§ THE INPUT:
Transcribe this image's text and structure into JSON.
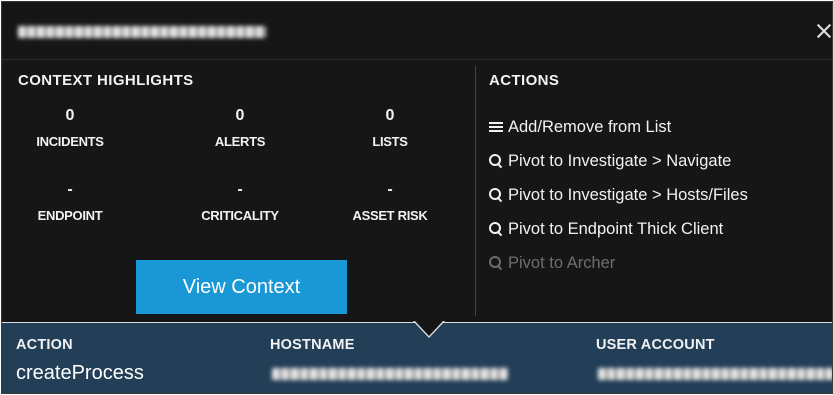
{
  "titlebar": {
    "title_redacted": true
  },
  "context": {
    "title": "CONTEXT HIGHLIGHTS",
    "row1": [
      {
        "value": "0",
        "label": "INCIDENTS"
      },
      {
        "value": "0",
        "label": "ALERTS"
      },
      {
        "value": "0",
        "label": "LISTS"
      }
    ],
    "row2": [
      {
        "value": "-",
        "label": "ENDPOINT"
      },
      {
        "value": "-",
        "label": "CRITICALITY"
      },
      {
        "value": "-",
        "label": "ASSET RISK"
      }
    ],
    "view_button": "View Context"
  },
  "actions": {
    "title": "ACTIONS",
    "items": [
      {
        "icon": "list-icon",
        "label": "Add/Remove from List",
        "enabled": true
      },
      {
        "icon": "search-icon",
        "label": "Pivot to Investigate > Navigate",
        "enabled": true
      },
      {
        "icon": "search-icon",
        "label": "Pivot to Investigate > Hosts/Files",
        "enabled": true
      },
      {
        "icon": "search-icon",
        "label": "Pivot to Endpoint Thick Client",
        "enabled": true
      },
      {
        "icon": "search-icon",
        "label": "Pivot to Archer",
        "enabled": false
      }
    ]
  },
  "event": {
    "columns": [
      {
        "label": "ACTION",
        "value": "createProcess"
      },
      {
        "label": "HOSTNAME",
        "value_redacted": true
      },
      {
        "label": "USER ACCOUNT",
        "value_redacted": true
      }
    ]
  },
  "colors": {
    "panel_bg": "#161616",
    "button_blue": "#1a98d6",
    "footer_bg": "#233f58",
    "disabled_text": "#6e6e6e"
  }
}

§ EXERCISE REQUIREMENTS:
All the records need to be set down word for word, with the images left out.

§ EXERCISE SOLUTION:
Transcribe this image's text and structure into JSON.
{
  "titlebar": {
    "title_redacted": true
  },
  "context": {
    "title": "CONTEXT HIGHLIGHTS",
    "row1": [
      {
        "value": "0",
        "label": "INCIDENTS"
      },
      {
        "value": "0",
        "label": "ALERTS"
      },
      {
        "value": "0",
        "label": "LISTS"
      }
    ],
    "row2": [
      {
        "value": "-",
        "label": "ENDPOINT"
      },
      {
        "value": "-",
        "label": "CRITICALITY"
      },
      {
        "value": "-",
        "label": "ASSET RISK"
      }
    ],
    "view_button": "View Context"
  },
  "actions": {
    "title": "ACTIONS",
    "items": [
      {
        "icon": "list-icon",
        "label": "Add/Remove from List",
        "enabled": true
      },
      {
        "icon": "search-icon",
        "label": "Pivot to Investigate > Navigate",
        "enabled": true
      },
      {
        "icon": "search-icon",
        "label": "Pivot to Investigate > Hosts/Files",
        "enabled": true
      },
      {
        "icon": "search-icon",
        "label": "Pivot to Endpoint Thick Client",
        "enabled": true
      },
      {
        "icon": "search-icon",
        "label": "Pivot to Archer",
        "enabled": false
      }
    ]
  },
  "event": {
    "columns": [
      {
        "label": "ACTION",
        "value": "createProcess"
      },
      {
        "label": "HOSTNAME",
        "value_redacted": true
      },
      {
        "label": "USER ACCOUNT",
        "value_redacted": true
      }
    ]
  },
  "colors": {
    "panel_bg": "#161616",
    "button_blue": "#1a98d6",
    "footer_bg": "#233f58",
    "disabled_text": "#6e6e6e"
  }
}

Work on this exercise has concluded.